Known for its role in the American Revolution, some of the most prestigious universities in the country, and clam chowder, the city of Boston has a rich cultural history that stretches back to the 1600s. To get a sense of this history, start your visit at one of the most famous landmarks in the city—Boston Common. This 50-acre park is the oldest in the United States and has hosted numerous concerts, protests, and gathering places for speakers over the years, including Martin Luther King Jr. Originally a cow pasture as well as a notable stop on the Freedom Trail, Boston Common has seen the evolution of the city over hundreds of years.
Another great way to learn about Boston’s history is by exploring some of the city’s many museums. The Museum of Fine Arts is home to a collection of art ranging from ancient Egypt to the contemporary period, with pieces hailing from all around the globe. For contemporary art enthusiasts, the Institute of Contemporary Art is a must-see. The ICA’s modern building is a work of art in itself, located on a harbor in Boston’s Seaport District and featuring an angular exterior and radical open-design interior space.

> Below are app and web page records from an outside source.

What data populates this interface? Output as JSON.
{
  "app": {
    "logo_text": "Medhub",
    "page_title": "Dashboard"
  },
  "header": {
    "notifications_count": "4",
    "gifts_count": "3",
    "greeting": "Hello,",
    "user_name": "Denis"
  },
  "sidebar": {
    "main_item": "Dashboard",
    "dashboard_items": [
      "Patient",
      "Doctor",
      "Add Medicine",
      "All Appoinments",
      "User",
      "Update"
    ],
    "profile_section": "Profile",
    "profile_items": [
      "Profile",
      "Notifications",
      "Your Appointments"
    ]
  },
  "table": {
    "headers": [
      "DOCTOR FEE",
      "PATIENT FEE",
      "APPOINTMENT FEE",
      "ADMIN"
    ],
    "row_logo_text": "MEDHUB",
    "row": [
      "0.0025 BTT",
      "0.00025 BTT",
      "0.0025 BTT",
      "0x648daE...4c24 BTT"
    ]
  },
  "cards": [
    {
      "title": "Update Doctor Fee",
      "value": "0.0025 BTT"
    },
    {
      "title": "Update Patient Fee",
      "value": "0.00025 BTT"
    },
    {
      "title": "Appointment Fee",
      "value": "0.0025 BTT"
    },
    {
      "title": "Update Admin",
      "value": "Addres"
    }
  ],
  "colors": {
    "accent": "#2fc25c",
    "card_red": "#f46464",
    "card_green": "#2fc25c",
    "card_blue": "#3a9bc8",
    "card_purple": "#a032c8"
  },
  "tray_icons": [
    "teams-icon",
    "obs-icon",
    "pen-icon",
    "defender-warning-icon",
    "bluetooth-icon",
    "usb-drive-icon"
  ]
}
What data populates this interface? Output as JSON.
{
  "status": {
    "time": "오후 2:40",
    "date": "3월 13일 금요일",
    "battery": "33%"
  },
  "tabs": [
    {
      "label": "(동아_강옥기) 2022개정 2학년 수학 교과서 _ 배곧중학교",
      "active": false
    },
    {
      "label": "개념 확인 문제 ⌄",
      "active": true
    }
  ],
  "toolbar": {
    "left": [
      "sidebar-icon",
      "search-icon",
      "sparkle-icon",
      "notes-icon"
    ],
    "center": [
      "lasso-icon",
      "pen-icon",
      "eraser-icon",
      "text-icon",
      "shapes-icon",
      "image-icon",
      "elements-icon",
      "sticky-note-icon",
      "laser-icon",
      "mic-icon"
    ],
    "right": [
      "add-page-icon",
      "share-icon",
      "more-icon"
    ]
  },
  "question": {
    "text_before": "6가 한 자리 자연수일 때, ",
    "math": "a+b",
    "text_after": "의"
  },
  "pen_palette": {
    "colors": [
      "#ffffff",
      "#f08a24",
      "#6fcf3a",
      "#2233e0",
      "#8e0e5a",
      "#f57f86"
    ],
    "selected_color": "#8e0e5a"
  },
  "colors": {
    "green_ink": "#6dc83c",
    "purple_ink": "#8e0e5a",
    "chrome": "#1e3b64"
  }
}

Also notable is the Isabella Stewart Gardner Museum, which displays the art collection of the museum’s namesake and includes iconic works by Botticelli, Fra Angelico, and Titian.
Boston is a city of distinct vibrant neighborhoods and spending a day exploring the different districts on foot is just as enriching as any museum visit. Walk the brick streets of Little Italy in North End, passing by Paul Revere’s house and stopping for a taste of pasta, olive oil, coffee, and other Italian specialties from the neighborhood’s many bakeries and cafes. Venture to Back Bay for views of Victorian-style brick row houses and great shopping. Reach back in time in Beacon Hill, a historic central neighborhood that’s been home to numerous famous Bostonians, including author Louisa May Alcott, as well as the site of many stops on Boston’s Black Heritage Trail.